The Eddie Bauer Down Sweater in my avatar is about the weight you'd want for 3 season backpacking/sleeping.

BTW, I too have a WM Megalite. I had them overfill it and it cost me about $38. with return shipping. My Megalite now resembles the Michelin Man with just that 1 oz. overfill and I think it will be good to about 20 F. with just light long johns and stocking cap.

Edited by Danepacker on 03/10/2013 14:43:57 MDT.

Greg F
(GregF) - F

Locale: Canadian Rockies
Dont think its the pad on 03/10/2013 14:44:55 MDT Print View

I disagree that the pad is the problem. The OP is camping above freezing with night time lows approaching 32. Not on or around snow. An R3 pad should be fine in these conditions. It's probably worth buying a CCF pad to put under as a test from REI which if you don't need can take back afterwards.

Jeffs Eleven
(WoodenWizard) - F

Locale: Greater Mt Tabor
Re: Dont think its the pad on 03/10/2013 15:05:11 MDT Print View

So its not the pad, but he should buy another pad?

Tom Lyons
(towaly) - F

Locale: Smoky Mtns.
shake on 03/10/2013 15:45:33 MDT Print View

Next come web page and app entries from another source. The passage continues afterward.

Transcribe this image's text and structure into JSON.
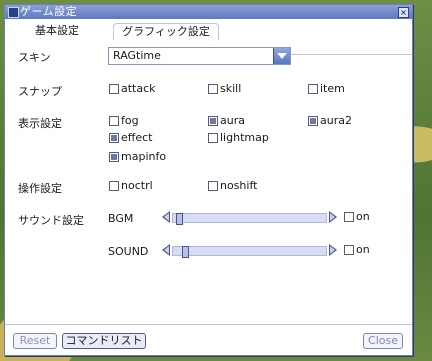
{
  "window": {
    "title": "ゲーム設定",
    "close_glyph": "×"
  },
  "tabs": [
    {
      "label": "基本設定",
      "active": true
    },
    {
      "label": "グラフィック設定",
      "active": false
    }
  ],
  "skin": {
    "label": "スキン",
    "value": "RAGtime"
  },
  "snap": {
    "label": "スナップ",
    "options": [
      {
        "label": "attack",
        "checked": false
      },
      {
        "label": "skill",
        "checked": false
      },
      {
        "label": "item",
        "checked": false
      }
    ]
  },
  "display": {
    "label": "表示設定",
    "options": [
      {
        "label": "fog",
        "checked": false
      },
      {
        "label": "aura",
        "checked": true
      },
      {
        "label": "aura2",
        "checked": true
      },
      {
        "label": "effect",
        "checked": true
      },
      {
        "label": "lightmap",
        "checked": false
      },
      {
        "label": "mapinfo",
        "checked": true
      }
    ]
  },
  "control": {
    "label": "操作設定",
    "options": [
      {
        "label": "noctrl",
        "checked": false
      },
      {
        "label": "noshift",
        "checked": false
      }
    ]
  },
  "sound": {
    "label": "サウンド設定",
    "bgm": {
      "label": "BGM",
      "level": 0.04,
      "on_label": "on",
      "on_checked": false
    },
    "se": {
      "label": "SOUND",
      "level": 0.08,
      "on_label": "on",
      "on_checked": false
    }
  },
  "footer": {
    "reset_label": "Reset",
    "commands_label": "コマンドリスト",
    "close_label": "Close"
  }
}
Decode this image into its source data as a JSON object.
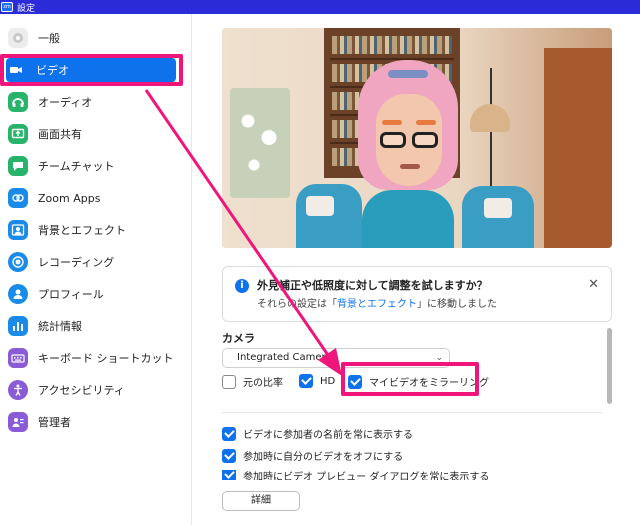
{
  "window": {
    "title": "設定",
    "app_icon_text": "zm"
  },
  "sidebar": {
    "items": [
      {
        "label": "一般",
        "icon": "gear-icon",
        "icon_color": "#e6e6e6",
        "active": false
      },
      {
        "label": "ビデオ",
        "icon": "video-icon",
        "icon_color": "#0e72ed",
        "active": true
      },
      {
        "label": "オーディオ",
        "icon": "headphones-icon",
        "icon_color": "#27b36a",
        "active": false
      },
      {
        "label": "画面共有",
        "icon": "share-screen-icon",
        "icon_color": "#27b36a",
        "active": false
      },
      {
        "label": "チームチャット",
        "icon": "chat-icon",
        "icon_color": "#27b36a",
        "active": false
      },
      {
        "label": "Zoom Apps",
        "icon": "apps-icon",
        "icon_color": "#1a8be8",
        "active": false
      },
      {
        "label": "背景とエフェクト",
        "icon": "background-icon",
        "icon_color": "#1a8be8",
        "active": false
      },
      {
        "label": "レコーディング",
        "icon": "record-icon",
        "icon_color": "#1a8be8",
        "active": false
      },
      {
        "label": "プロフィール",
        "icon": "profile-icon",
        "icon_color": "#1a8be8",
        "active": false
      },
      {
        "label": "統計情報",
        "icon": "stats-icon",
        "icon_color": "#1a8be8",
        "active": false
      },
      {
        "label": "キーボード ショートカット",
        "icon": "keyboard-icon",
        "icon_color": "#8a5bd6",
        "active": false
      },
      {
        "label": "アクセシビリティ",
        "icon": "accessibility-icon",
        "icon_color": "#8a5bd6",
        "active": false
      },
      {
        "label": "管理者",
        "icon": "admin-icon",
        "icon_color": "#8a5bd6",
        "active": false
      }
    ]
  },
  "notice": {
    "title": "外見補正や低照度に対して調整を試しますか？",
    "body_prefix": "それらの設定は「",
    "body_link": "背景とエフェクト",
    "body_suffix": "」に移動しました"
  },
  "camera": {
    "label": "カメラ",
    "selected": "Integrated Camera",
    "options": {
      "original_ratio": {
        "label": "元の比率",
        "checked": false
      },
      "hd": {
        "label": "HD",
        "checked": true
      },
      "mirror": {
        "label": "マイビデオをミラーリング",
        "checked": true
      }
    }
  },
  "settings": [
    {
      "label": "ビデオに参加者の名前を常に表示する",
      "checked": true
    },
    {
      "label": "参加時に自分のビデオをオフにする",
      "checked": true
    },
    {
      "label": "参加時にビデオ プレビュー ダイアログを常に表示する",
      "checked": true
    }
  ],
  "detail_button": "詳細",
  "colors": {
    "accent": "#0e72ed",
    "highlight": "#f0157a",
    "titlebar": "#2b2bd8"
  }
}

The Megalite is a full-baffle bag.
It's possible to shake more of that down up to the top, and get better results.
Perhaps much of the down has migrated to the back of the bag, and is getting compressed and not doing much.
It's warmer to shake the down around to the top of the baffles in the bag.

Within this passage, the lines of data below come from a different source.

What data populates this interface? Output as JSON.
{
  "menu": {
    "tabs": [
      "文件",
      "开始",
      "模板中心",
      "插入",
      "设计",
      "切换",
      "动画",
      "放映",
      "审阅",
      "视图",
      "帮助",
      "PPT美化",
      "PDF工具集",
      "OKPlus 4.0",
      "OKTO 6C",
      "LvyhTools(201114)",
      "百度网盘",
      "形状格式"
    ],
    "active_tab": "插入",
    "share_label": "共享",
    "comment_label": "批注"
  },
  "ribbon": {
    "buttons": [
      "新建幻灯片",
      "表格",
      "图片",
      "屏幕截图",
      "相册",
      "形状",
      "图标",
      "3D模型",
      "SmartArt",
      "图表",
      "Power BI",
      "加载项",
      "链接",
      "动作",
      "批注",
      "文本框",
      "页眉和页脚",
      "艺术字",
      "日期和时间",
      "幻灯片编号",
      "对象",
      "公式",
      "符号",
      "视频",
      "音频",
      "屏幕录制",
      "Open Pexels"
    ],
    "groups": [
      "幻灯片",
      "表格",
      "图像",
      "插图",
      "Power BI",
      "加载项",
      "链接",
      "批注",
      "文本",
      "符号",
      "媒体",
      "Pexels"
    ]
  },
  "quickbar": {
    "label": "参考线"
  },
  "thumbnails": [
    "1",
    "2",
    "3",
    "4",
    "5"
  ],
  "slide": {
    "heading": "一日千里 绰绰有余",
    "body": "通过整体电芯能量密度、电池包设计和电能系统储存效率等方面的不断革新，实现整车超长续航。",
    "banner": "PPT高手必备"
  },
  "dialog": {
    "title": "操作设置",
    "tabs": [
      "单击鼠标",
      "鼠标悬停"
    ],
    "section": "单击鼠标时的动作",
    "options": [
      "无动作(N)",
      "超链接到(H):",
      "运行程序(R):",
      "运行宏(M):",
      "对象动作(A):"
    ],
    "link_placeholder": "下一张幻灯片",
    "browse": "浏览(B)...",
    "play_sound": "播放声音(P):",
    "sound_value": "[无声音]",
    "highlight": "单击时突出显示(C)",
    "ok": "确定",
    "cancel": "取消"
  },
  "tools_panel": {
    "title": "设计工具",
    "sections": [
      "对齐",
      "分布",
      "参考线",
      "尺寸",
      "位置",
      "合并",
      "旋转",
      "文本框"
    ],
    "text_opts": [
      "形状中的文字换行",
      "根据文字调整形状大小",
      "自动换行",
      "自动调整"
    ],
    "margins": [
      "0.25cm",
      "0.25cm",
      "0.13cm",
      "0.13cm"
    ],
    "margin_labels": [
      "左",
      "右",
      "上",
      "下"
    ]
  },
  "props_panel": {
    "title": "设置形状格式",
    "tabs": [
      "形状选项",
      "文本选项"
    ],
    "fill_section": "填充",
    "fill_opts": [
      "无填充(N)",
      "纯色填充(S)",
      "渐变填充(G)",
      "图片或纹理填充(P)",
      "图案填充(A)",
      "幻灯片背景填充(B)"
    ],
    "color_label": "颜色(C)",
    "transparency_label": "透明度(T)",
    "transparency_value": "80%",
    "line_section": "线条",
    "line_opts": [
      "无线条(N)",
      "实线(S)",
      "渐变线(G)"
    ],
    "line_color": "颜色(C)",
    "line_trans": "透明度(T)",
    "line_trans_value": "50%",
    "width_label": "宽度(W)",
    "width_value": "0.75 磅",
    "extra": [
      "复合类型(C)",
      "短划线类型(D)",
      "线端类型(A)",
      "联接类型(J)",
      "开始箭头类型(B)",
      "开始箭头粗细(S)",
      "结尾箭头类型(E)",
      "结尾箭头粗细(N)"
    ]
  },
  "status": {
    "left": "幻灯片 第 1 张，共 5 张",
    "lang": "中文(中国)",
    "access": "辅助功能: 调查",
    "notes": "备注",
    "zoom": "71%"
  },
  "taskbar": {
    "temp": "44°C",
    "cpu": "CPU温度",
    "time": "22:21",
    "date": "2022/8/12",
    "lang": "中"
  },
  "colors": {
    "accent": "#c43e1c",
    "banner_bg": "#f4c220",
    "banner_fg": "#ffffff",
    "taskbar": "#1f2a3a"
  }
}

Hot water bottle and eating before bed are good ideas, as others recommended.
Warmer pad woudldn't hurt, if you can carry it.

John Reichle
(mammoman) - M

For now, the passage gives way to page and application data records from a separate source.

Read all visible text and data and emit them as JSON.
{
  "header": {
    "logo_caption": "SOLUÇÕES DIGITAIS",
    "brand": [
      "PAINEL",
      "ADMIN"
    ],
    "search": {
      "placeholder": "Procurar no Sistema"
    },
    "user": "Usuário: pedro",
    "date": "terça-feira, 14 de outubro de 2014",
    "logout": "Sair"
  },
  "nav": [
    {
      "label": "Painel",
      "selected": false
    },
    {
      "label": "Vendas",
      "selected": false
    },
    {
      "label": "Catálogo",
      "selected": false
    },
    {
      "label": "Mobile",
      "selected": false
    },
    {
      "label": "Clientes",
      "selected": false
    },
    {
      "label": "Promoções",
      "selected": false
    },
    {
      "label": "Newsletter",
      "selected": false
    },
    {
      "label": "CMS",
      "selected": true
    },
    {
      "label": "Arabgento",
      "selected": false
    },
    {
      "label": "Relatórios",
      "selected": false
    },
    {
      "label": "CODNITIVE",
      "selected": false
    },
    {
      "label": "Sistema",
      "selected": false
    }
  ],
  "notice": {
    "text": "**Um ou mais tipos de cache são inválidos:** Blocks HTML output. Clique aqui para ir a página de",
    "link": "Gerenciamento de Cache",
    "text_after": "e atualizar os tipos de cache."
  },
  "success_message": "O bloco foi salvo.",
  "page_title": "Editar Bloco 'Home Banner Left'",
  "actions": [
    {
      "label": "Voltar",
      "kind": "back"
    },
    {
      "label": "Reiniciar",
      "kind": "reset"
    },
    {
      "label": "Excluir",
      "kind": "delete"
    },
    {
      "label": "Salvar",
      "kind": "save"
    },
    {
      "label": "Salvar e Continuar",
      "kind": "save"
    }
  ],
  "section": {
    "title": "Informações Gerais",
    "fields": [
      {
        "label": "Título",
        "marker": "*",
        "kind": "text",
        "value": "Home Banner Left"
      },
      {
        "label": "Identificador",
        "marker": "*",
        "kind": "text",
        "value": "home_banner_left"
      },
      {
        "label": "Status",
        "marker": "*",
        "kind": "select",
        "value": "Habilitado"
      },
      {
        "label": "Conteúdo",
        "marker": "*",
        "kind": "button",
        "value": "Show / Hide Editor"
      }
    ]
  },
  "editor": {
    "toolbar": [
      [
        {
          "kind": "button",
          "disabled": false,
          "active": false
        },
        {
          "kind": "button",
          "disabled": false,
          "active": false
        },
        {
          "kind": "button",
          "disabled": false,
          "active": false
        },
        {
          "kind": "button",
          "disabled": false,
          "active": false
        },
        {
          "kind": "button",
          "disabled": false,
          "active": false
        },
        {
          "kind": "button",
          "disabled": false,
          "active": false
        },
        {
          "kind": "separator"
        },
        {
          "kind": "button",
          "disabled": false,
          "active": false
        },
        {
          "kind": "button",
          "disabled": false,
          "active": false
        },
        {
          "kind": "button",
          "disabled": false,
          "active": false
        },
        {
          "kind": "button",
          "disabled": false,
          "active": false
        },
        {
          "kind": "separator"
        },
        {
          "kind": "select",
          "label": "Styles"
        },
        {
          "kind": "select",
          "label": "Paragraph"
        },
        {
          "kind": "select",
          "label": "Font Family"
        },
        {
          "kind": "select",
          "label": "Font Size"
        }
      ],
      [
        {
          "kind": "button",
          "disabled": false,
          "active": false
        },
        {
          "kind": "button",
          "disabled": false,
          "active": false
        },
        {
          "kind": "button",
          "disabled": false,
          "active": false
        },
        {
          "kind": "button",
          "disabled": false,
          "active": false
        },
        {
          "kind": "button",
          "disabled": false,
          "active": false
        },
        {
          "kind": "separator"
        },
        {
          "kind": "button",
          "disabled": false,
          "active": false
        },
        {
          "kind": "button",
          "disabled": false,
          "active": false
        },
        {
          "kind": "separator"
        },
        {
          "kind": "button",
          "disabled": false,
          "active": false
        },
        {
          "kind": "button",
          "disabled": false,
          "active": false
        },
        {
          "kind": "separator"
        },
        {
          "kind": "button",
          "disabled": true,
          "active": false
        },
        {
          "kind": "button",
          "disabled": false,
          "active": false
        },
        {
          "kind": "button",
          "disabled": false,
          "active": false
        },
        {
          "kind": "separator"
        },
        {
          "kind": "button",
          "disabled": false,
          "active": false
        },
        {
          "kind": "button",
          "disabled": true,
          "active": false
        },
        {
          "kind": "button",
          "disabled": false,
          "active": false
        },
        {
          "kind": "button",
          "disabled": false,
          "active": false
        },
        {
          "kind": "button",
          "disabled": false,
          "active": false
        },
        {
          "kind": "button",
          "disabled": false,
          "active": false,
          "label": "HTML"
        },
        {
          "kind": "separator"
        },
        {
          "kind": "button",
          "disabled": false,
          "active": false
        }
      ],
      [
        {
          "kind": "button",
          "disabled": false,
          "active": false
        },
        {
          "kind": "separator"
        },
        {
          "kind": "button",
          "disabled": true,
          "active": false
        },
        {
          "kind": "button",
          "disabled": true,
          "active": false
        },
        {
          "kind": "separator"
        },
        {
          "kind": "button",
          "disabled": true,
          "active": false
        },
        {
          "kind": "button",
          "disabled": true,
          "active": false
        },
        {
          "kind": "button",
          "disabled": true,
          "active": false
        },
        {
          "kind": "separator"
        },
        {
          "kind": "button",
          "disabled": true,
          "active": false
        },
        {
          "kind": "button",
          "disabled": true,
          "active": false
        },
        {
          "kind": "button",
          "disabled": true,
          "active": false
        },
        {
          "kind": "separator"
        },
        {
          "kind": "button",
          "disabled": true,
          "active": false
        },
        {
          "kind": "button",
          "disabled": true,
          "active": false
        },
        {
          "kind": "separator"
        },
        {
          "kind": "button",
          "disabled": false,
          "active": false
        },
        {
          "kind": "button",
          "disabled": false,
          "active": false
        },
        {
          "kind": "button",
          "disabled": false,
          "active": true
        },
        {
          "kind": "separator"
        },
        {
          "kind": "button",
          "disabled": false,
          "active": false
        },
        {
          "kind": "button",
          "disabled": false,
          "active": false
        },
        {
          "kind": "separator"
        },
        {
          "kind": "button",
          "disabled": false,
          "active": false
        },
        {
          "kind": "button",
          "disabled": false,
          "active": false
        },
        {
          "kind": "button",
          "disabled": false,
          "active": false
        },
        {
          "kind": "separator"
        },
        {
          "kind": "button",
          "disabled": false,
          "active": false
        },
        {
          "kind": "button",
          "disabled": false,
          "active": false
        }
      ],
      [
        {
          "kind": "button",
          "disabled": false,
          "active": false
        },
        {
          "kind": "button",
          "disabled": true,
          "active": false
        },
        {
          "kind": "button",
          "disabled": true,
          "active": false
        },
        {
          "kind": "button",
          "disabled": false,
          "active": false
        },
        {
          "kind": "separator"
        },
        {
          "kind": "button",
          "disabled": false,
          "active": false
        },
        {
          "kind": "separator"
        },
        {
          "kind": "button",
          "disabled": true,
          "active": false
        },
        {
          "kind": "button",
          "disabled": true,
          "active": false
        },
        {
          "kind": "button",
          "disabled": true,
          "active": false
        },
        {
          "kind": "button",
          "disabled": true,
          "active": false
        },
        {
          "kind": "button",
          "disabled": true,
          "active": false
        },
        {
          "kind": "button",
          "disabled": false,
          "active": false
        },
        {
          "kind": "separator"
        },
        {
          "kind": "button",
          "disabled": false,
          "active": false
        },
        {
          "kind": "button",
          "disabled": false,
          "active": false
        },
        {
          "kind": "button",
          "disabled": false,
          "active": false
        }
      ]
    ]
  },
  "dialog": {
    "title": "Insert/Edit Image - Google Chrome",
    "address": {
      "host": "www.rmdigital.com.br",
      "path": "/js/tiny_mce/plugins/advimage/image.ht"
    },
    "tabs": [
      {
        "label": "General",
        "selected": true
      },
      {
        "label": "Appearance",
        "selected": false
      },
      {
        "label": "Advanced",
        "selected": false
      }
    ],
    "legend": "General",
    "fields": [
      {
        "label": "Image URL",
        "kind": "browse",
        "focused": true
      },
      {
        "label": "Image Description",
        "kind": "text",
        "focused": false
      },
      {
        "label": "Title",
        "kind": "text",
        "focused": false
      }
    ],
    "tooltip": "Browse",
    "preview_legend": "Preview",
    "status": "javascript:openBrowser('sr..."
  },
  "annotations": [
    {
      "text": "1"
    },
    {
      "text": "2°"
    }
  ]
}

Locale: NE AL
Pad on 03/10/2013 16:10:56 MDT Print View

Don't buy any additional garments for sleeping until you try what several posters have recommended above, namely put a pad such as a z-rest under you current pad. At temps around 32F- if you sleep kinda cold- what you have probably isn't enough.

Also, if you're cold in the chest, can you tell if it's from below or not? If it is, adding a down jacket, or adding more down to your sleeping bag isn't going to help. A fleece top or a Thermawrap jacket would.

Test the pad idea first. It's a cheap fix if that's your answer.

mik matra
(mikmik)

Locale: Allways on the move
responding on 03/11/2013 03:46:28 MDT Print View

I get the notion that the pad is an area to work on.

I would like to bring in the point that I mentioned that I have a light reflective material under the sleeping mat (like the emergancy blanket reflective material) for reflecting body heat back up. I really thoiught that this would be a good move. Could this not be doing it's job?

Jan S
(karl-ton)
Re: responding on 03/11/2013 06:42:54 MDT Print View

AFAIK it also conducts heat very well. That is the same mechanism that you can see if you put a pot filled with hot water on snow or cold floor. While the pot may reflect some heat inside, it will still get cold fast. If you have an Airbed around the pot it will hold the heat much longer. So I don't think the blanket does a lot for you.

Another reason to start with the mat is that it is the cheapest to fix. WHile down jacket are of course very nice, a foam pad has an unbeatable price and is a good place to start looking where the cold is coming from.

mik matra
(mikmik)

Locale: Allways on the move
Re: Re: responding on 03/11/2013 06:57:17 MDT Print View

so you mean one of those closed cell foam pads that weigh very little and roll up?

Jan S
(karl-ton)
Re: Re: Re: responding on 03/11/2013 07:15:27 MDT Print View

Yup. Or a TAR ZLite (http://cascadedesigns.com/en/therm-a-rest/mattresses/fast-and-light/z-lite/product). I really like those especially in winter. I use a shortened one and they attach well to a backpack, are a bit smaller folded up and make a great flexible seat to use in camp. And you get a backup that lets you survive should your real pad blow out.

Edited by karl-ton on 03/11/2013 07:16:05 MDT.

mik matra
(mikmik)

Locale: Allways on the move
I think I got it. on 07/25/2013 15:11:53 MDT Print View

I finally got the chance to get out and try the recommended ideas.

I took a closed cell foam pad with me on this trip. I use it to sit/lie on while in camp on damp ground and around the fire and then I put it under the synmat for extra protection from the ground. We stayed in a damp campground (rainforest type of area) with cold slightly moisty ground. It is winter here in QLD Australia at the moment but a mild one. I am glad to report that I had a comfy night sleep!!

Thank you guys for all your input!!